Show, from the entries below, every line in which "JSON" appears.

++++++

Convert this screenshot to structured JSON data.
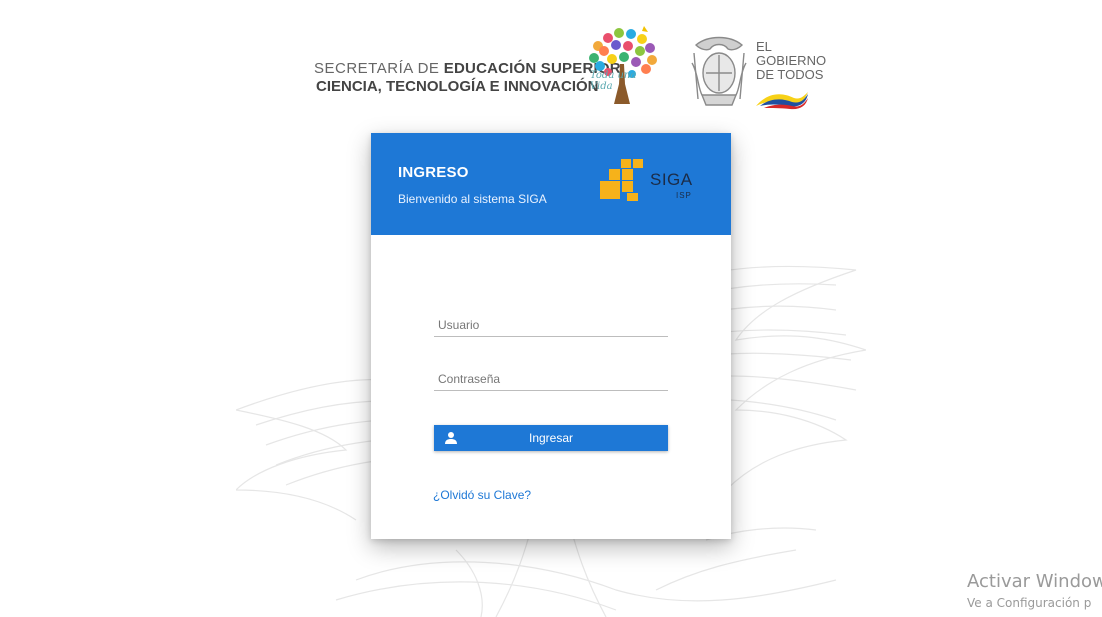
{
  "header": {
    "secretaria_line1_thin": "SECRETARÍA DE",
    "secretaria_line1_bold": "EDUCACIÓN SUPERIOR,",
    "secretaria_line2": "CIENCIA, TECNOLOGÍA E INNOVACIÓN",
    "tree_logo_text": "Toda una Vida",
    "gobierno_line1": "EL",
    "gobierno_line2": "GOBIERNO",
    "gobierno_line3": "DE TODOS"
  },
  "login": {
    "title": "INGRESO",
    "subtitle": "Bienvenido al sistema SIGA",
    "logo_text": "SIGA",
    "logo_subtext": "ISP",
    "username_placeholder": "Usuario",
    "username_value": "",
    "password_placeholder": "Contraseña",
    "password_value": "",
    "submit_label": "Ingresar",
    "forgot_label": "¿Olvidó su Clave?"
  },
  "windows_activation": {
    "title": "Activar Windows",
    "subtitle": "Ve a Configuración p"
  },
  "colors": {
    "primary": "#1e78d6",
    "siga_yellow": "#f6b21a",
    "background": "#ffffff"
  },
  "icons": [
    "user-icon",
    "siga-logo-icon",
    "coat-of-arms-icon",
    "tree-logo-icon"
  ]
}
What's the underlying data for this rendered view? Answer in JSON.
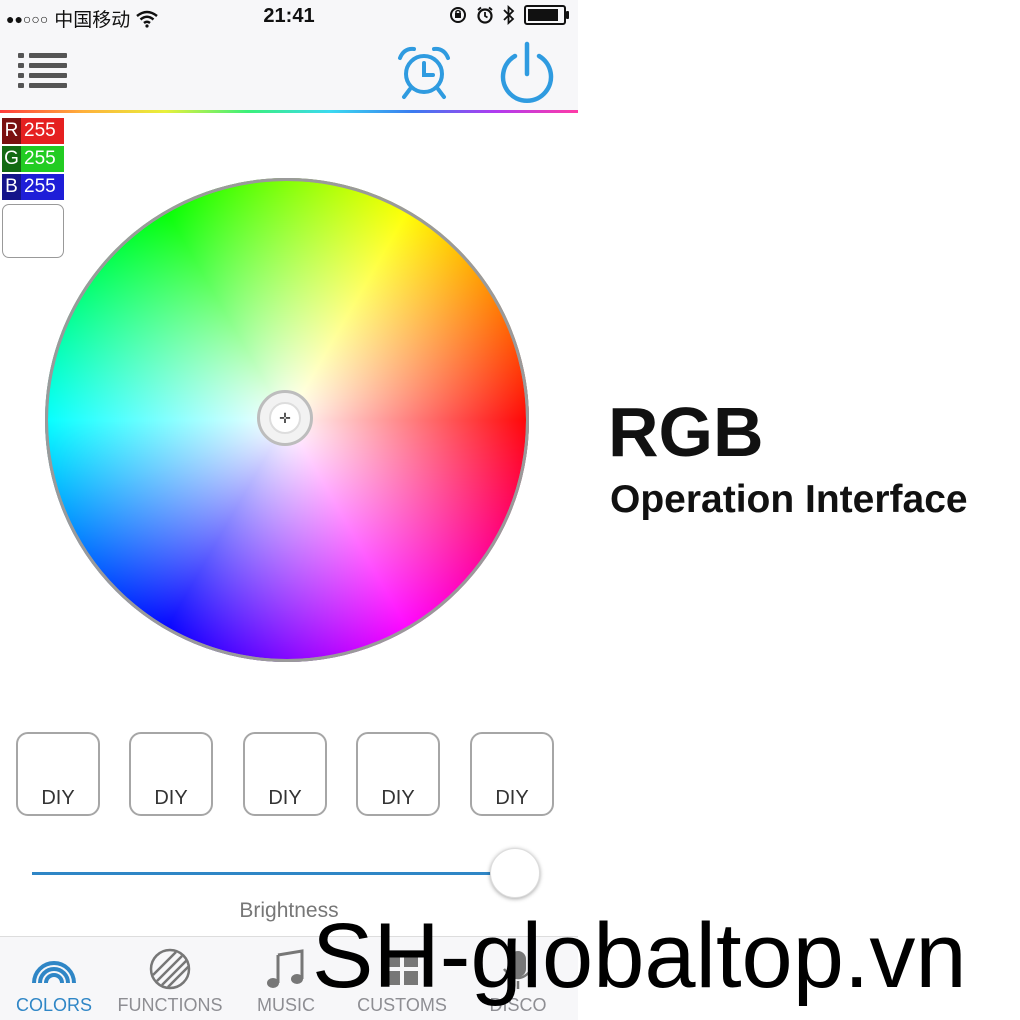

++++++

- TASK ANSWER
Convert this screenshot to structured JSON data.
What's the underlying data for this rendered view? Answer in JSON.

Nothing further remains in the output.